For this Black History Month, Delta Airlines teamed up with The Black TV & Film Collective (BTFC) to bring travelers Black film classics.
Movies include Marvel’s “Black Panther” – the first Black superhero to hit theaters and break box office records – as well as Jordan Peele’s “Get Out,” plus “Hidden Figures,” “Fences,” and more.
The initiative comes after Delta’s Faces of Travel campaign. Launched last year, the airline utilized 100 images to spotlight the diversity of their travelers as part of their commitment to IBM’s Advertising Fairness Pledge. Through their work, Delta hopes to reduce unconscious bias and be more inclusive and diverse.
While the airline is making strides in its advertisements, the efforts to include diverse voices at the table are slow.
According to the DEI Report, Black professionals at Delta who were in director positions jumped six percent in 2022 while representation at vice president positions or higher only went up three percent.
The frontline diversity increased, as well.

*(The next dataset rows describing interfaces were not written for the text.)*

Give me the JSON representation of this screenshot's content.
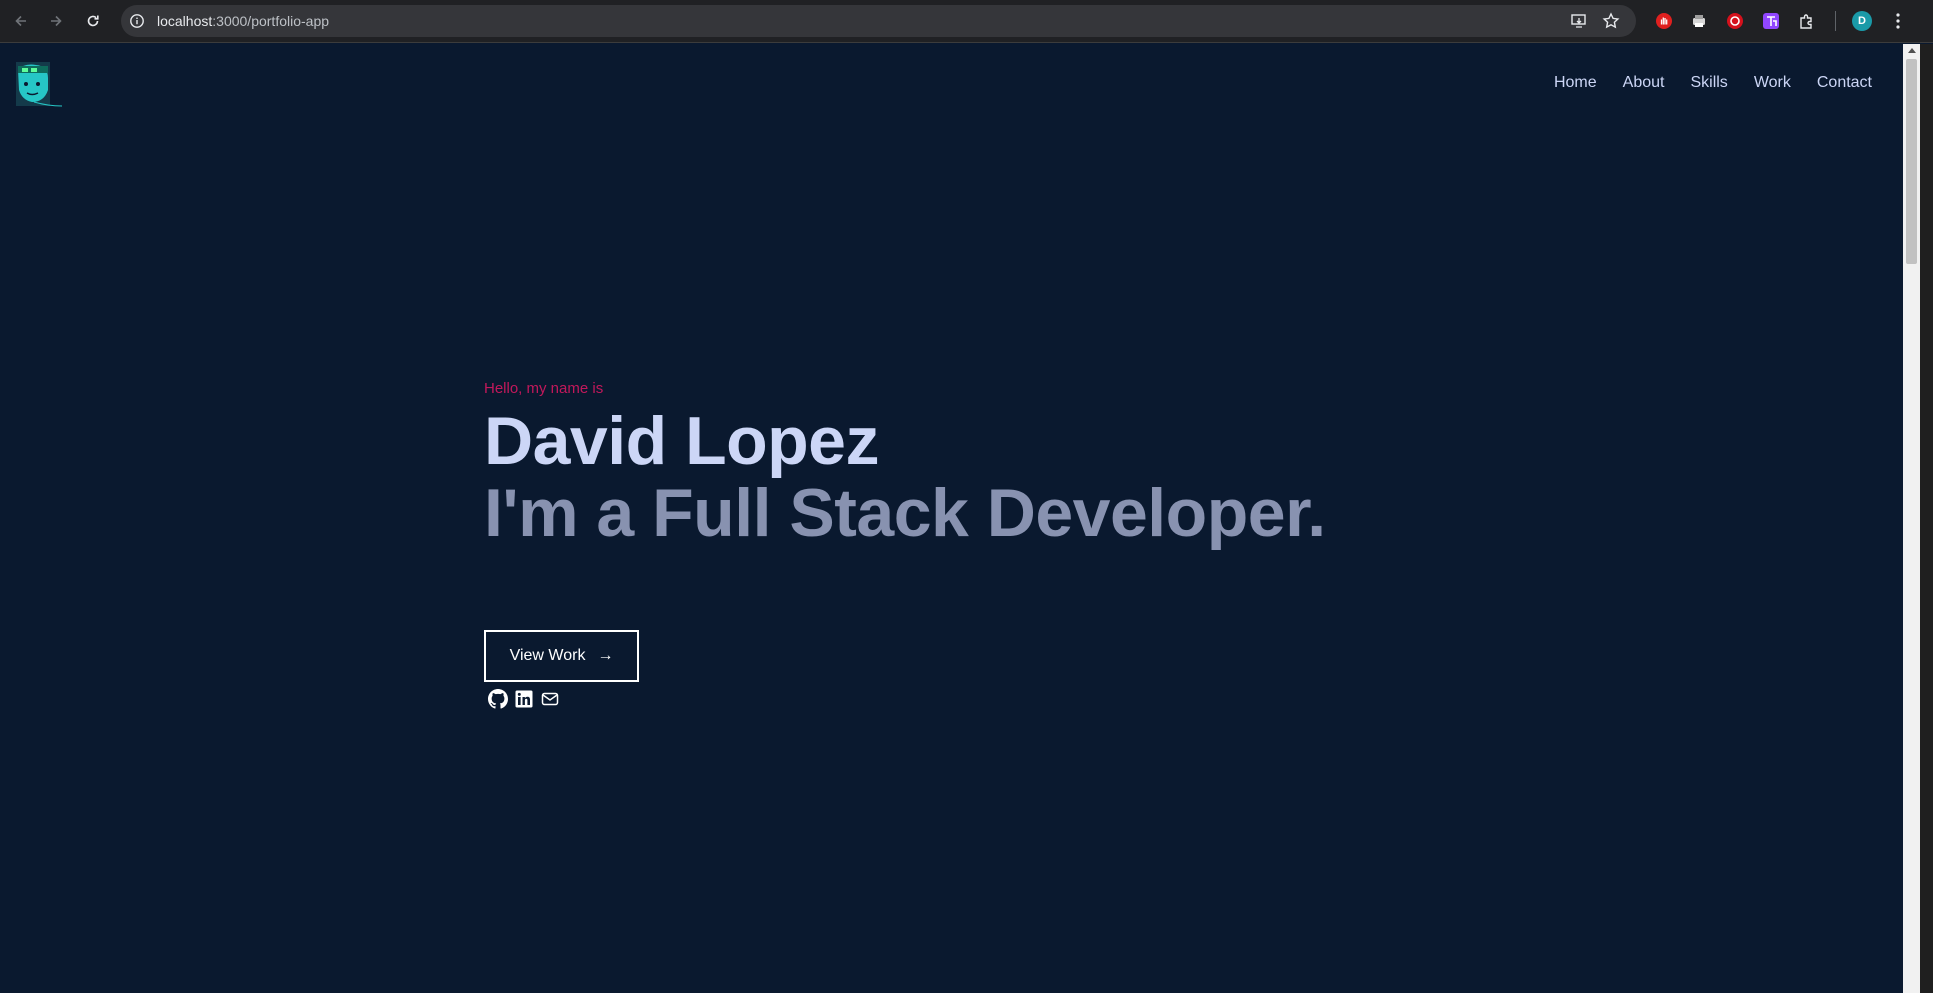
{
  "browser": {
    "url_host": "localhost",
    "url_path": ":3000/portfolio-app",
    "profile_initial": "D"
  },
  "site": {
    "nav": [
      "Home",
      "About",
      "Skills",
      "Work",
      "Contact"
    ]
  },
  "hero": {
    "greeting": "Hello, my name is",
    "name": "David Lopez",
    "tagline": "I'm a Full Stack Developer.",
    "cta_label": "View Work",
    "cta_arrow": "→"
  },
  "social_icons": [
    "github-icon",
    "linkedin-icon",
    "mail-icon"
  ],
  "colors": {
    "background": "#0a192f",
    "accent": "#c2185b",
    "heading": "#ccd6f6",
    "subheading": "#8892b0"
  }
}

Hourly employees went from 22 percent to 28 percent while leading positions jumped to 33 percent – a six percent increase from 2020.

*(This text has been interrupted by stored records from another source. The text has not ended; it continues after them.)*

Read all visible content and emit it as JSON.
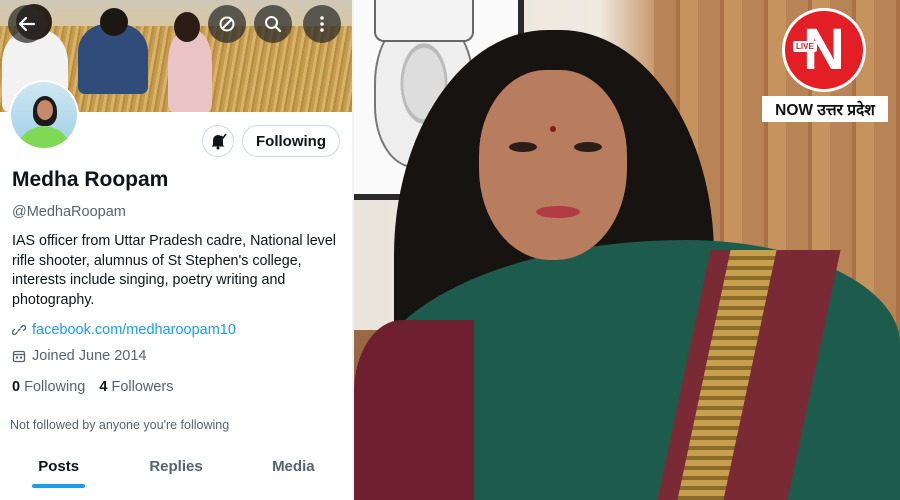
{
  "profile": {
    "name": "Medha Roopam",
    "handle": "@MedhaRoopam",
    "bio": "IAS officer from Uttar Pradesh cadre, National level rifle shooter, alumnus of St Stephen's college, interests include singing, poetry writing and photography.",
    "link": "facebook.com/medharoopam10",
    "joined": "Joined June 2014",
    "following_count": "0",
    "following_label": "Following",
    "followers_count": "4",
    "followers_label": "Followers",
    "not_followed_text": "Not followed by anyone you're following",
    "follow_button_label": "Following"
  },
  "header_actions": {
    "back_icon": "back-arrow-icon",
    "refresh_icon": "refresh-icon",
    "search_icon": "search-icon",
    "more_icon": "more-vertical-icon"
  },
  "tabs": [
    {
      "label": "Posts",
      "active": true
    },
    {
      "label": "Replies",
      "active": false
    },
    {
      "label": "Media",
      "active": false
    }
  ],
  "watermark": {
    "logo_letter": "N",
    "live_badge": "LIVE",
    "brand_text": "NOW उत्तर प्रदेश"
  },
  "colors": {
    "accent": "#1d9bf0",
    "text_primary": "#0f1419",
    "text_secondary": "#536471",
    "brand_red": "#e31e24"
  }
}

Other underrepresented racial and ethnic groups – those identifying as Latino, AAPI, Indigenous and two or more races – were also looked at in the report.
According to the data, 17 percent were directors in 2022 – relatively matching the 16 percent from the year prior. For vice president positions and higher, these groups made up 15 percent – a 4 percent jump from 2020. As for both the frontline workers and leadership representation, the four groups made up 23 percent.
When compared, not only are more Black professionals being given lower-level positions more often than senior-level positions. It also means that they’re less represented than other diverse groups in those higher roles.
One similarity they all share, however, is that the individual contributor positions had the most growth.
According to the data, Black professionals in contributor roles went up seven percent. For other diverse groups, the overall growth was the same – jumping from 19 percent in 2020 to almost 26 percent last year.
BTFC also worked with Netflix earlier this year in January. They were one of five organizations selected to nominate up-and-coming talent for the streaming service’s first “Created By” initiative. Through the initiative, Netflix offered script development deals to 14 mid-level, underrepresented film and series writers.
Last year, Netflix released its diversity report for 2021. According to the numbers, Black employment increased to almost 11 percent. Of that number, 13 percent were in leadership roles – a two percent increase.
The Latino representation, meanwhile, was nearly stagnant – going from eight percent to almost nine percent. The number of Latinos in leadership positions is even more idle – remaining at four percent between 2021 and 2022.
However, just a month later, Netflix came under fire for a major layoff due to its dropping stocks. The decision seemingly targeted a team that was majority women of color – bringing harsh criticism to the company and undermining the streaming service’s dedication to DEI efforts.
As of this publishing, Netflix has not yet released its 2022 diversity report.
Byonce Tyus is a reporter for Marcom Weekly covering industry news, advertising conferences, and diverse-owned media trends.